>>>>>
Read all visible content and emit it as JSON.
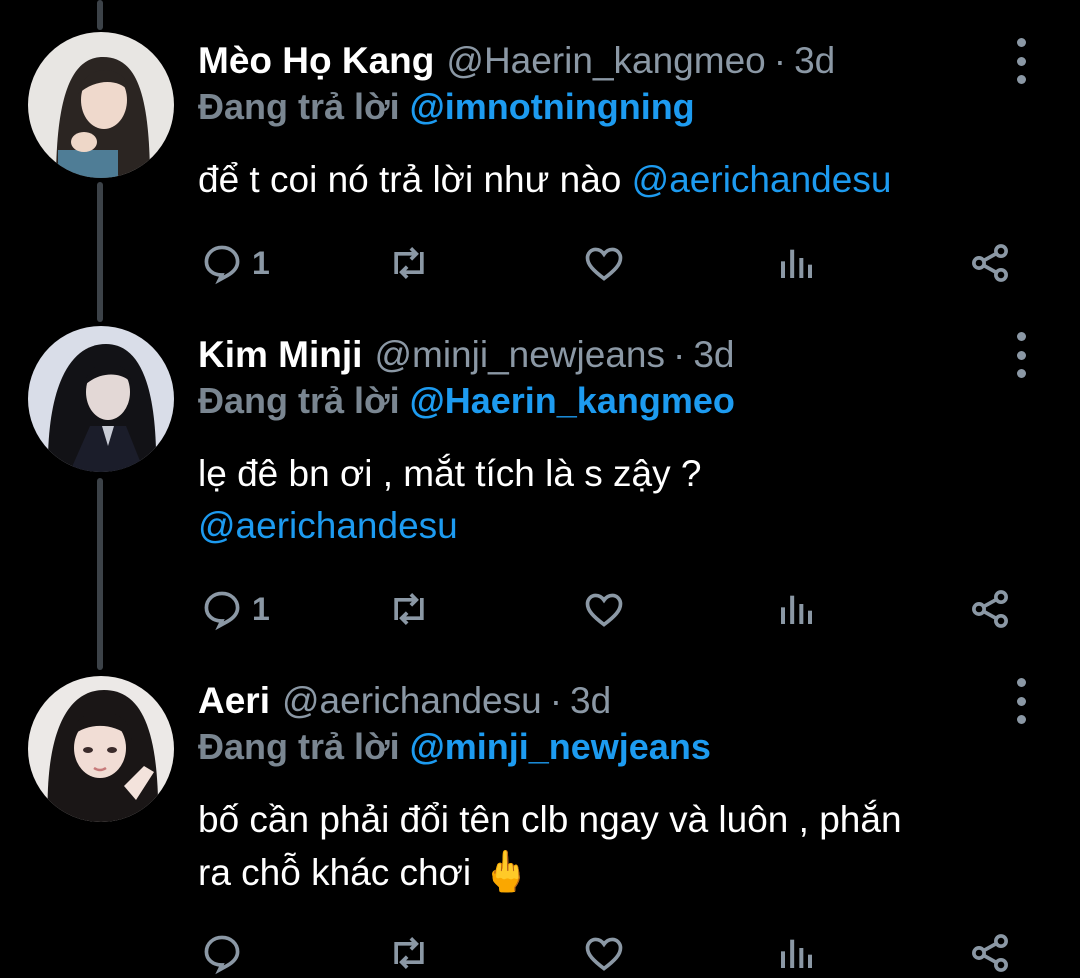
{
  "tweets": [
    {
      "name": "Mèo Họ Kang",
      "handle": "@Haerin_kangmeo",
      "time": "3d",
      "replying_label": "Đang trả lời",
      "replying_to": "@imnotningning",
      "text": "để t coi nó trả lời như nào ",
      "mention": "@aerichandesu",
      "reply_count": "1"
    },
    {
      "name": "Kim Minji",
      "handle": "@minji_newjeans",
      "time": "3d",
      "replying_label": "Đang trả lời",
      "replying_to": "@Haerin_kangmeo",
      "text_line1": "lẹ đê bn ơi , mắt tích là s zậy ?",
      "mention": "@aerichandesu",
      "reply_count": "1"
    },
    {
      "name": "Aeri",
      "handle": "@aerichandesu",
      "time": "3d",
      "replying_label": "Đang trả lời",
      "replying_to": "@minji_newjeans",
      "text_line1": "bố cần phải đổi tên clb ngay và luôn , phắn",
      "text_line2": "ra chỗ khác chơi ",
      "emoji": "🖕"
    }
  ],
  "separator": "·",
  "icons": [
    "reply-icon",
    "retweet-icon",
    "like-icon",
    "views-icon",
    "share-icon",
    "more-icon"
  ],
  "colors": {
    "background": "#000000",
    "accent": "#1d9bf0",
    "muted": "#8b98a5",
    "thread_line": "#3c4248"
  }
}
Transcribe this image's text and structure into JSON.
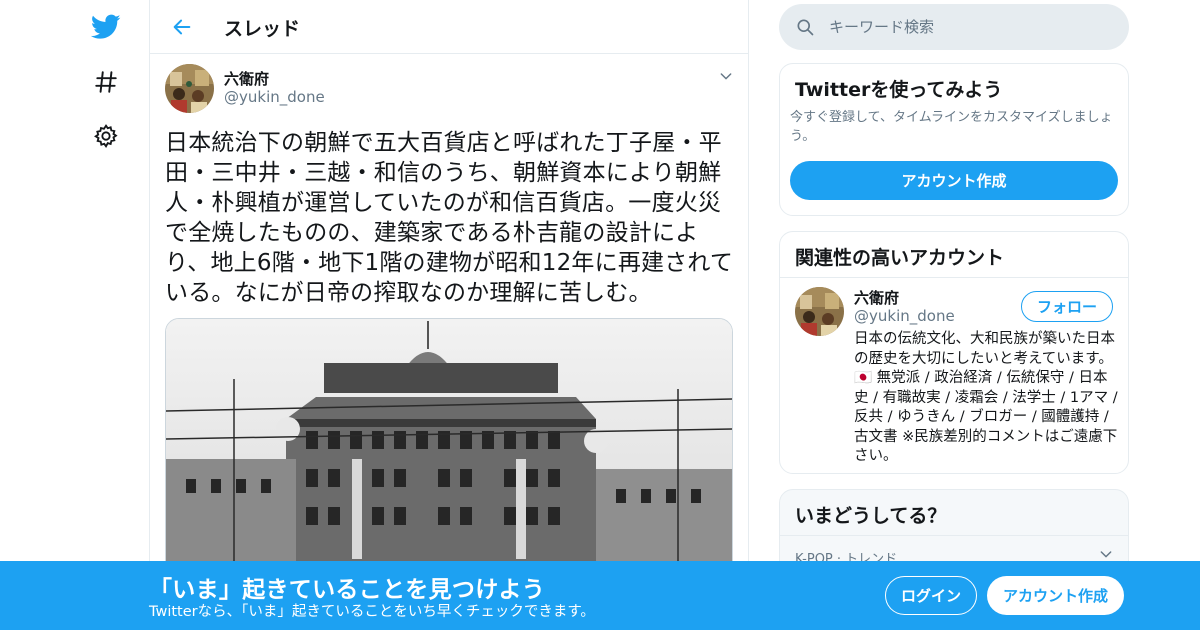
{
  "nav": {
    "items": [
      {
        "icon": "twitter-bird-icon"
      },
      {
        "icon": "hashtag-icon"
      },
      {
        "icon": "gear-icon"
      }
    ]
  },
  "header": {
    "title": "スレッド"
  },
  "tweet": {
    "author_name": "六衛府",
    "author_handle": "@yukin_done",
    "text": "日本統治下の朝鮮で五大百貨店と呼ばれた丁子屋・平田・三中井・三越・和信のうち、朝鮮資本により朝鮮人・朴興植が運営していたのが和信百貨店。一度火災で全焼したものの、建築家である朴吉龍の設計により、地上6階・地下1階の建物が昭和12年に再建されている。なにが日帝の搾取なのか理解に苦しむ。"
  },
  "search": {
    "placeholder": "キーワード検索"
  },
  "signup_card": {
    "title": "Twitterを使ってみよう",
    "desc": "今すぐ登録して、タイムラインをカスタマイズしましょう。",
    "button": "アカウント作成"
  },
  "related": {
    "title": "関連性の高いアカウント",
    "name": "六衛府",
    "handle": "@yukin_done",
    "follow": "フォロー",
    "bio": "日本の伝統文化、大和民族が築いた日本の歴史を大切にしたいと考えています。🇯🇵 無党派 / 政治経済 / 伝統保守 / 日本史 / 有職故実 / 凌霜会 / 法学士 / 1アマ / 反共 / ゆうきん / ブロガー / 國體護持 / 古文書 ※民族差別的コメントはご遠慮下さい。"
  },
  "trends": {
    "title": "いまどうしてる？",
    "first_meta": "K-POP · トレンド"
  },
  "bottom_bar": {
    "title": "「いま」起きていることを見つけよう",
    "subtitle": "Twitterなら、「いま」起きていることをいち早くチェックできます。",
    "login": "ログイン",
    "signup": "アカウント作成"
  },
  "colors": {
    "accent": "#1da1f2",
    "border": "#e6ecf0",
    "secondary_text": "#657786"
  }
}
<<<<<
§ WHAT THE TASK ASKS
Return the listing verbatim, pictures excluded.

§ TASK RESULT
Read all visible content and emit it as JSON.
{
  "tweets": [
    {
      "name": "Mèo Họ Kang",
      "handle": "@Haerin_kangmeo",
      "time": "3d",
      "replying_label": "Đang trả lời",
      "replying_to": "@imnotningning",
      "text": "để t coi nó trả lời như nào ",
      "mention": "@aerichandesu",
      "reply_count": "1"
    },
    {
      "name": "Kim Minji",
      "handle": "@minji_newjeans",
      "time": "3d",
      "replying_label": "Đang trả lời",
      "replying_to": "@Haerin_kangmeo",
      "text_line1": "lẹ đê bn ơi , mắt tích là s zậy ?",
      "mention": "@aerichandesu",
      "reply_count": "1"
    },
    {
      "name": "Aeri",
      "handle": "@aerichandesu",
      "time": "3d",
      "replying_label": "Đang trả lời",
      "replying_to": "@minji_newjeans",
      "text_line1": "bố cần phải đổi tên clb ngay và luôn , phắn",
      "text_line2": "ra chỗ khác chơi ",
      "emoji": "🖕"
    }
  ],
  "separator": "·",
  "icons": [
    "reply-icon",
    "retweet-icon",
    "like-icon",
    "views-icon",
    "share-icon",
    "more-icon"
  ],
  "colors": {
    "background": "#000000",
    "accent": "#1d9bf0",
    "muted": "#8b98a5",
    "thread_line": "#3c4248"
  }
}
Transcribe this image's text and structure into JSON.
{
  "nav": {
    "items": [
      {
        "icon": "twitter-bird-icon"
      },
      {
        "icon": "hashtag-icon"
      },
      {
        "icon": "gear-icon"
      }
    ]
  },
  "header": {
    "title": "スレッド"
  },
  "tweet": {
    "author_name": "六衛府",
    "author_handle": "@yukin_done",
    "text": "日本統治下の朝鮮で五大百貨店と呼ばれた丁子屋・平田・三中井・三越・和信のうち、朝鮮資本により朝鮮人・朴興植が運営していたのが和信百貨店。一度火災で全焼したものの、建築家である朴吉龍の設計により、地上6階・地下1階の建物が昭和12年に再建されている。なにが日帝の搾取なのか理解に苦しむ。"
  },
  "search": {
    "placeholder": "キーワード検索"
  },
  "signup_card": {
    "title": "Twitterを使ってみよう",
    "desc": "今すぐ登録して、タイムラインをカスタマイズしましょう。",
    "button": "アカウント作成"
  },
  "related": {
    "title": "関連性の高いアカウント",
    "name": "六衛府",
    "handle": "@yukin_done",
    "follow": "フォロー",
    "bio": "日本の伝統文化、大和民族が築いた日本の歴史を大切にしたいと考えています。🇯🇵 無党派 / 政治経済 / 伝統保守 / 日本史 / 有職故実 / 凌霜会 / 法学士 / 1アマ / 反共 / ゆうきん / ブロガー / 國體護持 / 古文書 ※民族差別的コメントはご遠慮下さい。"
  },
  "trends": {
    "title": "いまどうしてる？",
    "first_meta": "K-POP · トレンド"
  },
  "bottom_bar": {
    "title": "「いま」起きていることを見つけよう",
    "subtitle": "Twitterなら、「いま」起きていることをいち早くチェックできます。",
    "login": "ログイン",
    "signup": "アカウント作成"
  },
  "colors": {
    "accent": "#1da1f2",
    "border": "#e6ecf0",
    "secondary_text": "#657786"
  }
}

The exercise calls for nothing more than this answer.